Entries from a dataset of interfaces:
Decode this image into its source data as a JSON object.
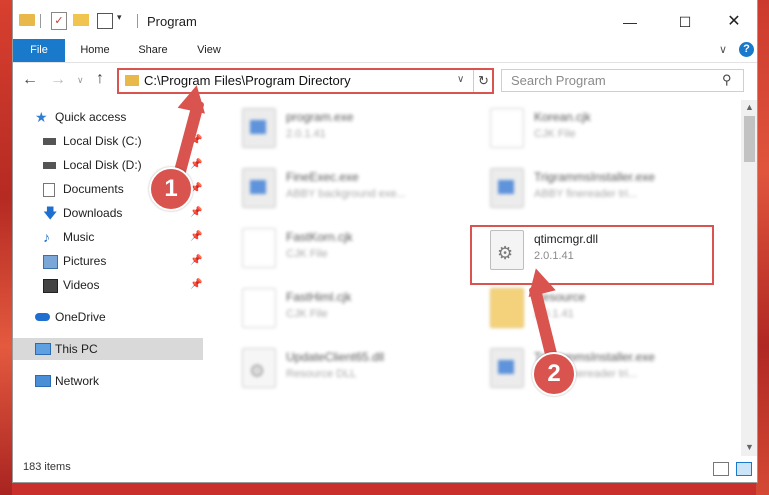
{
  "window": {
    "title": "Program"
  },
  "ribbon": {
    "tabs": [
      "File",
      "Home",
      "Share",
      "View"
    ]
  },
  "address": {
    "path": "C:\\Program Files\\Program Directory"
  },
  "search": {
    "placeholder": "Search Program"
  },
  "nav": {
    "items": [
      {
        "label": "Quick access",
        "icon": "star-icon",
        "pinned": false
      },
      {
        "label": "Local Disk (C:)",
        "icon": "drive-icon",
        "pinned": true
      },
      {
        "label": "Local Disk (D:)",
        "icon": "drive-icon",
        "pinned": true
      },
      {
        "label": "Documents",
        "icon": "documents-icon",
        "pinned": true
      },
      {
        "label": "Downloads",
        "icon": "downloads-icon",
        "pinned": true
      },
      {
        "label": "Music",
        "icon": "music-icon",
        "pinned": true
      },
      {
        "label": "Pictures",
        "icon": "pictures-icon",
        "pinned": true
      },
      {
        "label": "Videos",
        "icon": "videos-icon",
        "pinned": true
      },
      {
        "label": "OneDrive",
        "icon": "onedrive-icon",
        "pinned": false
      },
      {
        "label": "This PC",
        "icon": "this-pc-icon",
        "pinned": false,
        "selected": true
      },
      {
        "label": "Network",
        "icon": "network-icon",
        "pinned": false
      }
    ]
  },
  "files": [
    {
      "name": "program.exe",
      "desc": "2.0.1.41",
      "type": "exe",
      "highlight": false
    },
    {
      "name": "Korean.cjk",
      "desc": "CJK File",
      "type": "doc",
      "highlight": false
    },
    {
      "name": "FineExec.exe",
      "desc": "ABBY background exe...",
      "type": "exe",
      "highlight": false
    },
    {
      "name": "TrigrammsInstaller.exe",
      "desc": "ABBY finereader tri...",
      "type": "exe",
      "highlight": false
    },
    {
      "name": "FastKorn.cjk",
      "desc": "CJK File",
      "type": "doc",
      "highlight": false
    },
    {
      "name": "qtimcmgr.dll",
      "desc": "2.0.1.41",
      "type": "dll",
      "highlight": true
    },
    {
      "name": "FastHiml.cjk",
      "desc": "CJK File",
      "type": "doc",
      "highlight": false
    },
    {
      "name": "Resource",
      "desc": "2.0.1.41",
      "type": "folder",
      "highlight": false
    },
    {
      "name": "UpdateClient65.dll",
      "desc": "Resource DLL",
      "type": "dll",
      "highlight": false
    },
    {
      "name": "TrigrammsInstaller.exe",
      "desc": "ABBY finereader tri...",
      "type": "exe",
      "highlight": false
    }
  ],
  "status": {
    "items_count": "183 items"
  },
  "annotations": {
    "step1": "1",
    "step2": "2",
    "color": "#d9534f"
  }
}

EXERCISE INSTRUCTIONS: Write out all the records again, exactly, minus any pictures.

ANSWER TO THIS TASK:
Decode this image into its source data as a JSON object.
{
  "window": {
    "title": "Program"
  },
  "ribbon": {
    "tabs": [
      "File",
      "Home",
      "Share",
      "View"
    ]
  },
  "address": {
    "path": "C:\\Program Files\\Program Directory"
  },
  "search": {
    "placeholder": "Search Program"
  },
  "nav": {
    "items": [
      {
        "label": "Quick access",
        "icon": "star-icon",
        "pinned": false
      },
      {
        "label": "Local Disk (C:)",
        "icon": "drive-icon",
        "pinned": true
      },
      {
        "label": "Local Disk (D:)",
        "icon": "drive-icon",
        "pinned": true
      },
      {
        "label": "Documents",
        "icon": "documents-icon",
        "pinned": true
      },
      {
        "label": "Downloads",
        "icon": "downloads-icon",
        "pinned": true
      },
      {
        "label": "Music",
        "icon": "music-icon",
        "pinned": true
      },
      {
        "label": "Pictures",
        "icon": "pictures-icon",
        "pinned": true
      },
      {
        "label": "Videos",
        "icon": "videos-icon",
        "pinned": true
      },
      {
        "label": "OneDrive",
        "icon": "onedrive-icon",
        "pinned": false
      },
      {
        "label": "This PC",
        "icon": "this-pc-icon",
        "pinned": false,
        "selected": true
      },
      {
        "label": "Network",
        "icon": "network-icon",
        "pinned": false
      }
    ]
  },
  "files": [
    {
      "name": "program.exe",
      "desc": "2.0.1.41",
      "type": "exe",
      "highlight": false
    },
    {
      "name": "Korean.cjk",
      "desc": "CJK File",
      "type": "doc",
      "highlight": false
    },
    {
      "name": "FineExec.exe",
      "desc": "ABBY background exe...",
      "type": "exe",
      "highlight": false
    },
    {
      "name": "TrigrammsInstaller.exe",
      "desc": "ABBY finereader tri...",
      "type": "exe",
      "highlight": false
    },
    {
      "name": "FastKorn.cjk",
      "desc": "CJK File",
      "type": "doc",
      "highlight": false
    },
    {
      "name": "qtimcmgr.dll",
      "desc": "2.0.1.41",
      "type": "dll",
      "highlight": true
    },
    {
      "name": "FastHiml.cjk",
      "desc": "CJK File",
      "type": "doc",
      "highlight": false
    },
    {
      "name": "Resource",
      "desc": "2.0.1.41",
      "type": "folder",
      "highlight": false
    },
    {
      "name": "UpdateClient65.dll",
      "desc": "Resource DLL",
      "type": "dll",
      "highlight": false
    },
    {
      "name": "TrigrammsInstaller.exe",
      "desc": "ABBY finereader tri...",
      "type": "exe",
      "highlight": false
    }
  ],
  "status": {
    "items_count": "183 items"
  },
  "annotations": {
    "step1": "1",
    "step2": "2",
    "color": "#d9534f"
  }
}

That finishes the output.